I was asked what role virtual appliances speak in disaster recovery planning. I though I share my view here. Speaking for ourselfs as a smaller company: we are moving towards virtual environments not only in order to consolidate systems, but also because it is much easier to move over functionality from a failed system to another. Some of the functions (like mail gateway, firewall etc) do not even require state data, so they can simply be restored by using a generic template virtual machine.
Instantiating this is much quicker then building a machine with scripts from scratch, not to mention that we do not need to have the hardware in stock. In fact, we think about moving such functionality even to data center servers and thus be able to quickly switch between them if there is need to.

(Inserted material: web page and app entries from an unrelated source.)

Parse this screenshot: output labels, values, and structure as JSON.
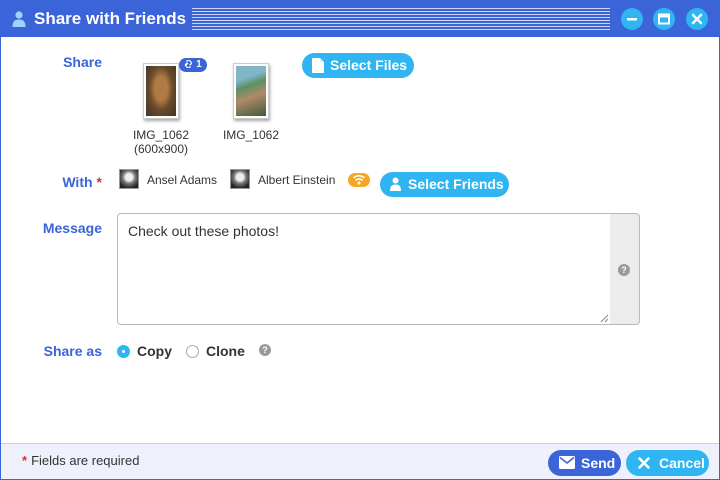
{
  "window": {
    "title": "Share with Friends"
  },
  "share": {
    "label": "Share",
    "files": [
      {
        "name": "IMG_1062",
        "dims": "(600x900)",
        "badge": "1"
      },
      {
        "name": "IMG_1062",
        "dims": ""
      }
    ],
    "select_files_label": "Select Files"
  },
  "with": {
    "label": "With",
    "required_mark": "*",
    "friends": [
      {
        "name": "Ansel Adams"
      },
      {
        "name": "Albert Einstein"
      }
    ],
    "select_friends_label": "Select Friends"
  },
  "message": {
    "label": "Message",
    "value": "Check out these photos!"
  },
  "share_as": {
    "label": "Share as",
    "options": [
      {
        "label": "Copy",
        "selected": true
      },
      {
        "label": "Clone",
        "selected": false
      }
    ]
  },
  "footer": {
    "required_mark": "*",
    "note": "Fields are required",
    "send_label": "Send",
    "cancel_label": "Cancel"
  },
  "colors": {
    "primary": "#3a64d8",
    "accent": "#2fb5f2",
    "required": "#d0343a",
    "rss": "#f5a623"
  },
  "icons": [
    "user-icon",
    "minimize-icon",
    "maximize-icon",
    "close-icon",
    "file-icon",
    "link-icon",
    "rss-icon",
    "help-icon",
    "envelope-icon"
  ]
}
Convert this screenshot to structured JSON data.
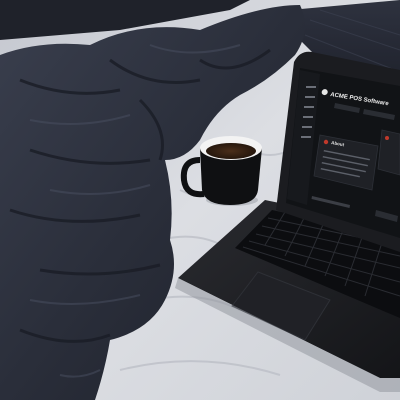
{
  "scene": {
    "laptop_screen": {
      "app_title": "ACME POS Software",
      "panel_heading": "About"
    }
  },
  "colors": {
    "sheet": "#d7d9de",
    "duvet": "#2b2f3b",
    "duvet_shadow": "#1a1d26",
    "laptop_body": "#1b1c20",
    "screen_bg": "#111316",
    "mug": "#0f1012",
    "coffee": "#3a2516",
    "accent_red": "#c0392b"
  }
}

My syslog appliance could play a similar role in disaster recovery. While it probably is not appropriate to lose data (depending on use case), it may make sense to set up a new temporary appliance, just to continue gather data and provide analysis while the rest of the system is restored. Instant log analysis is probably a key thing you would like to have in your early recovery stages.